I have read more books than I can count by veterans of the Vietnam war, but there is no author I admire more than Mr. Spencer. This author has done what few other authors have managed to accomplish. Most books suffer from so many edits, rewrites and opinionate publishers that by the time they run the gauntlet they resemble a Christmas package neatly tied with a bow more than the true heart of the soldier who wrote them. But not this book. It definitely took the road less traveled. The author is more than your average historian. He is the history. He doesn’t waste his paper on facts and figures, but he does tell you about Khe Sanh in a way few have ever tried. He tells of battles for the soul and the mind: the other casualties of war.
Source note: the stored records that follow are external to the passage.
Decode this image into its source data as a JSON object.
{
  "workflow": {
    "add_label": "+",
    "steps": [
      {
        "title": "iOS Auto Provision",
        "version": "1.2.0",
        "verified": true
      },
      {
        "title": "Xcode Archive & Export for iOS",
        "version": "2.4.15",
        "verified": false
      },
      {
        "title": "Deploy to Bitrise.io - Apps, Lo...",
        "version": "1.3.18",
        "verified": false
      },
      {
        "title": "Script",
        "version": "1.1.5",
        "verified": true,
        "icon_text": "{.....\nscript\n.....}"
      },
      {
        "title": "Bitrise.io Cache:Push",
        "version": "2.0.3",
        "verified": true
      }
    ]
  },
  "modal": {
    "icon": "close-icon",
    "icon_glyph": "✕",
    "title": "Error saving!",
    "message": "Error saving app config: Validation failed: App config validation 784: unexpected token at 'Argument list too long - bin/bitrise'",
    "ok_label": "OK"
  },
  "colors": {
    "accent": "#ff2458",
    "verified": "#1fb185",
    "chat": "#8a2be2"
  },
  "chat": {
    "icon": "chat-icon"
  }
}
This is hands down the most heartbreaking and thought provoking book about Khe Sanh and even the Vietnam War I have ever had the honor to read. Other books were easier too, and none have left me a believer in the way that this book has. Seldom is the author so true to himself and the memory of those lost that he is willing to blind others with their own tears and shame rather than sacrifice what he knows to be the true story. So many authors sweep up and soften the edges in order to sell more books, but in the process have sacrificed the heart of the story. So many books “ play it safe” writing about things that don’t really matter in the end, like statistics and logical conclusions. And they forget to talk about what really mattered: the men and women who served and sacrificed for a country that has remained ungrateful. Who cares about anything else anyway? On the very last page of his book, Mr. Spencer was faced with having to identify a casualty from his battalion. He says,” Rodriguez is gone and I am still here. Why? Am I but a witness? I feel fear wash through me. They die while I watch. Whom should I tell? Who will care? How long will they care”? If I could see Mr. Spencer face to face I would tell him that I care, I have always cared. This book, written in 1987, had such a powerful effect on me. You will find no polish, photos or happy ending. You will find some rather colorful language and the haunting truth. Please read the book. It will probably make you feel uncomfortable. Good! It should. If for even a few moments you feel you have suffered from reading about such waste and suffering, then take a few more moments and try to imagine first living the story and then laying it down on paper. It is our debt to read this book, in honor of those who have given more than we can ever imagine.
RETURN To The Bookshelf